● **WORK REQUIRED**:
Copy out each line of the data that holds the word "driver".

● **EXTRACTED ENTRIES**:
%%

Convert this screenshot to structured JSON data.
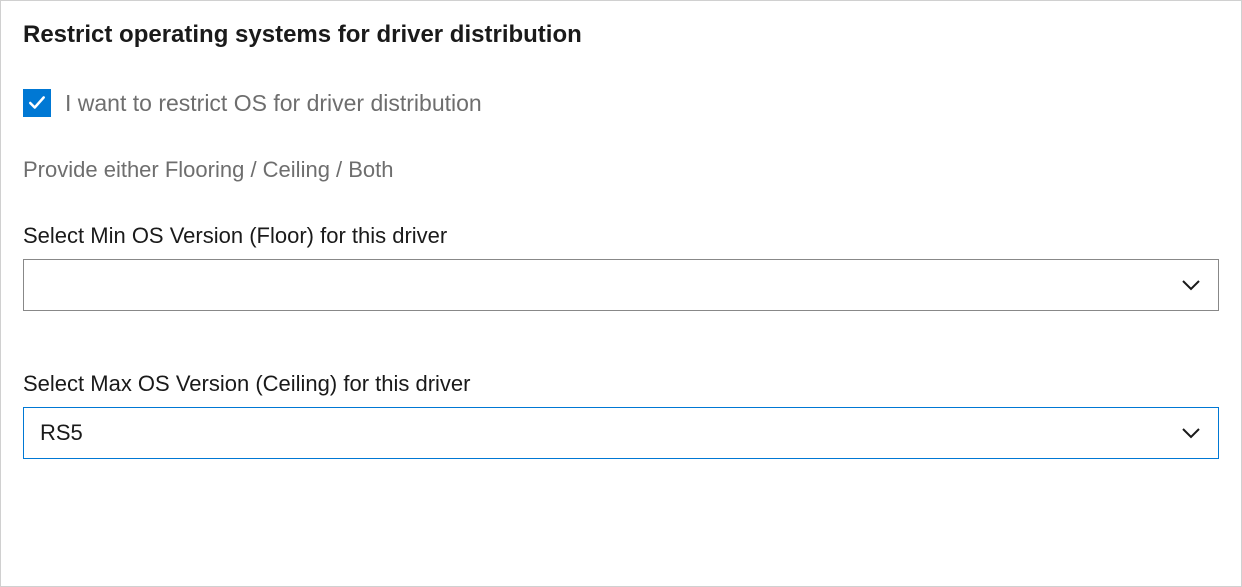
{
  "section": {
    "title": "Restrict operating systems for driver distribution"
  },
  "checkbox": {
    "label": "I want to restrict OS for driver distribution",
    "checked": true
  },
  "helper": {
    "text": "Provide either Flooring / Ceiling / Both"
  },
  "fields": {
    "min_os": {
      "label": "Select Min OS Version (Floor) for this driver",
      "value": ""
    },
    "max_os": {
      "label": "Select Max OS Version (Ceiling) for this driver",
      "value": "RS5"
    }
  }
}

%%

● **SOLUTION TO THIS TASK**:
    "title": "Restrict operating systems for driver distribution"
    "label": "I want to restrict OS for driver distribution",
      "label": "Select Min OS Version (Floor) for this driver",
      "label": "Select Max OS Version (Ceiling) for this driver",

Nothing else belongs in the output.